Web page and app entries =
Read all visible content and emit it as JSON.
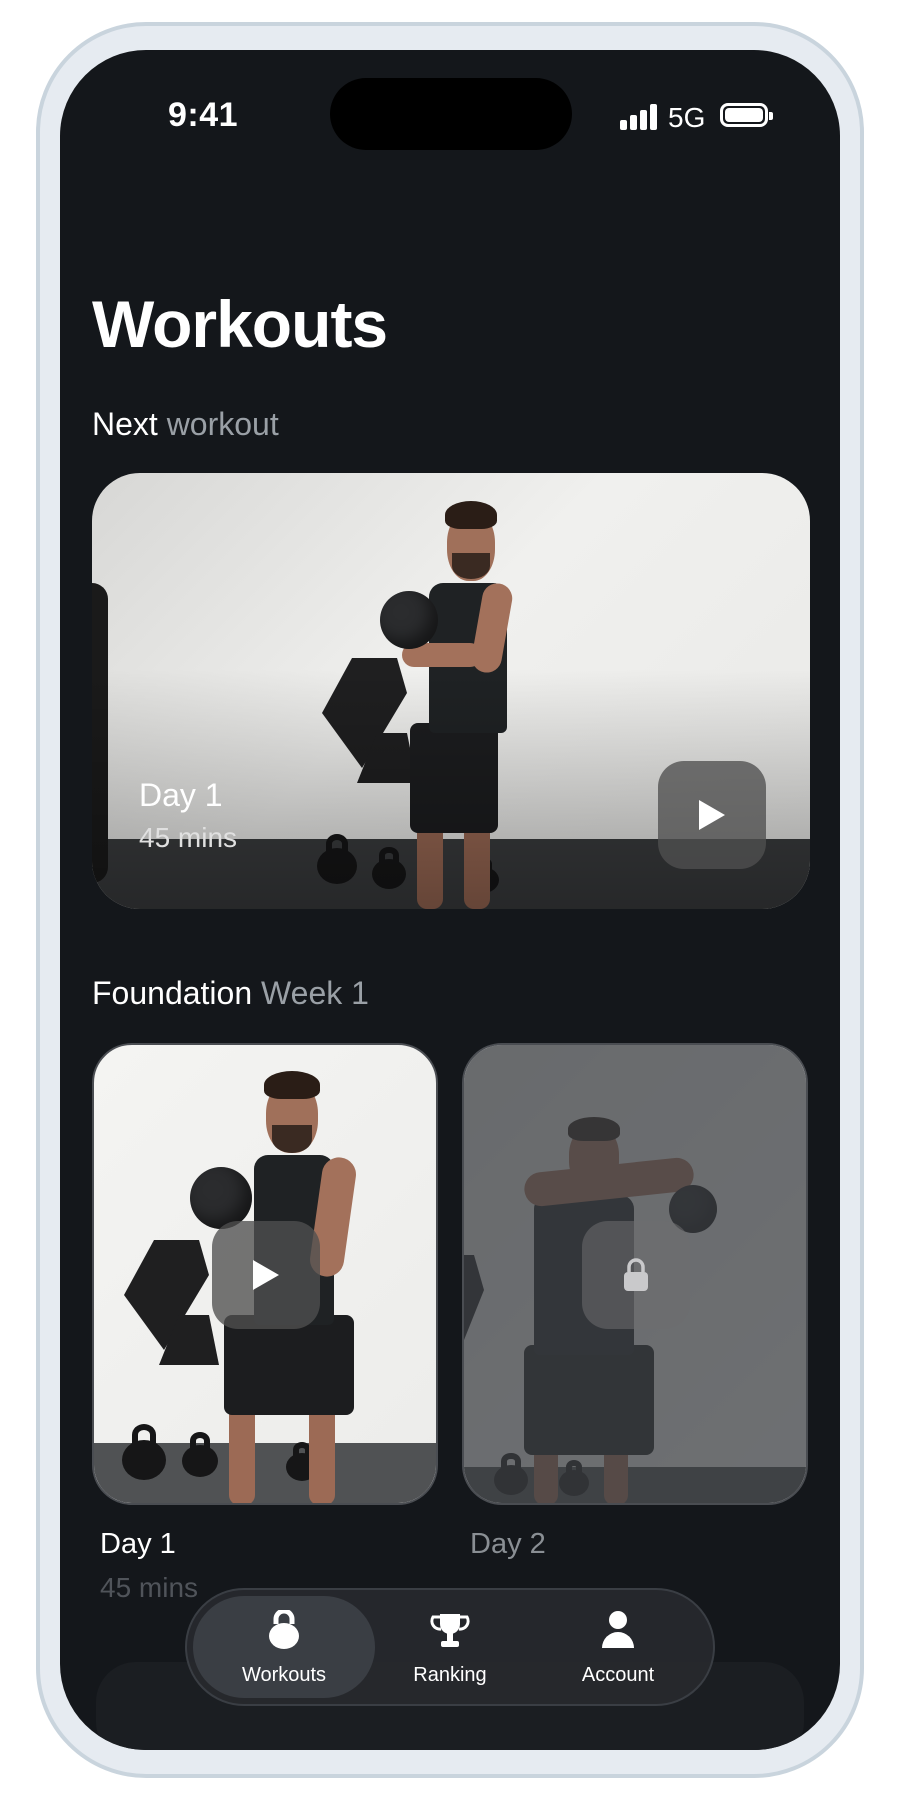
{
  "status_bar": {
    "time": "9:41",
    "network": "5G"
  },
  "page": {
    "title": "Workouts"
  },
  "next_workout": {
    "label_strong": "Next",
    "label_muted": "workout",
    "card": {
      "title": "Day 1",
      "duration": "45 mins"
    }
  },
  "program": {
    "label_strong": "Foundation",
    "label_muted": "Week 1",
    "days": [
      {
        "title": "Day 1",
        "duration": "45 mins",
        "locked": false
      },
      {
        "title": "Day 2",
        "locked": true
      }
    ]
  },
  "tab_bar": {
    "tabs": [
      {
        "label": "Workouts",
        "icon": "kettlebell-icon",
        "active": true
      },
      {
        "label": "Ranking",
        "icon": "trophy-icon",
        "active": false
      },
      {
        "label": "Account",
        "icon": "person-icon",
        "active": false
      }
    ]
  },
  "colors": {
    "background": "#14171b",
    "muted_text": "#9aa0a6",
    "tab_active": "#3a3e44"
  }
}
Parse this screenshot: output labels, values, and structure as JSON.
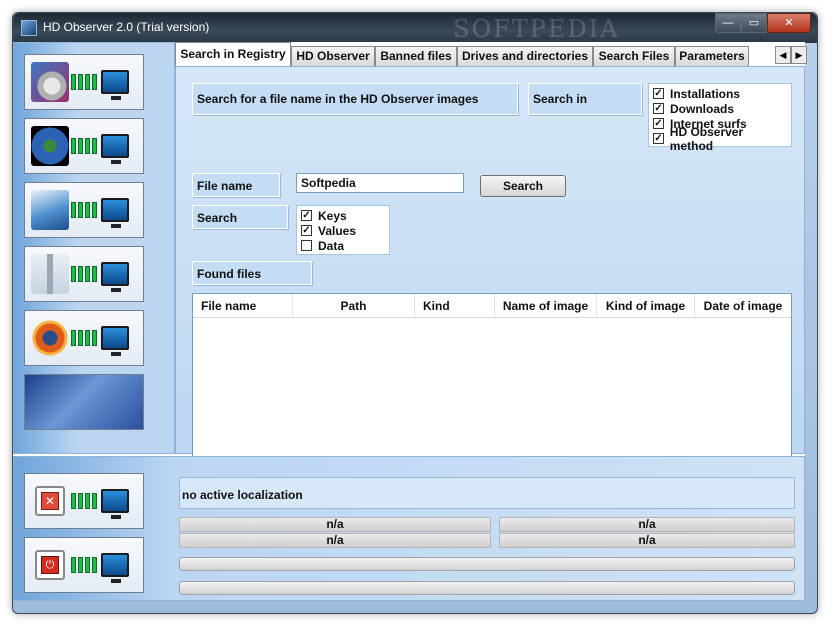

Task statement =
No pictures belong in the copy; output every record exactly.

Your response =
Read all visible content and emit it as JSON.
{
  "status_bar": {
    "time": "9:41",
    "network": "5G"
  },
  "page": {
    "title": "Workouts"
  },
  "next_workout": {
    "label_strong": "Next",
    "label_muted": "workout",
    "card": {
      "title": "Day 1",
      "duration": "45 mins"
    }
  },
  "program": {
    "label_strong": "Foundation",
    "label_muted": "Week 1",
    "days": [
      {
        "title": "Day 1",
        "duration": "45 mins",
        "locked": false
      },
      {
        "title": "Day 2",
        "locked": true
      }
    ]
  },
  "tab_bar": {
    "tabs": [
      {
        "label": "Workouts",
        "icon": "kettlebell-icon",
        "active": true
      },
      {
        "label": "Ranking",
        "icon": "trophy-icon",
        "active": false
      },
      {
        "label": "Account",
        "icon": "person-icon",
        "active": false
      }
    ]
  },
  "colors": {
    "background": "#14171b",
    "muted_text": "#9aa0a6",
    "tab_active": "#3a3e44"
  }
}
Parse this screenshot: output labels, values, and structure as JSON.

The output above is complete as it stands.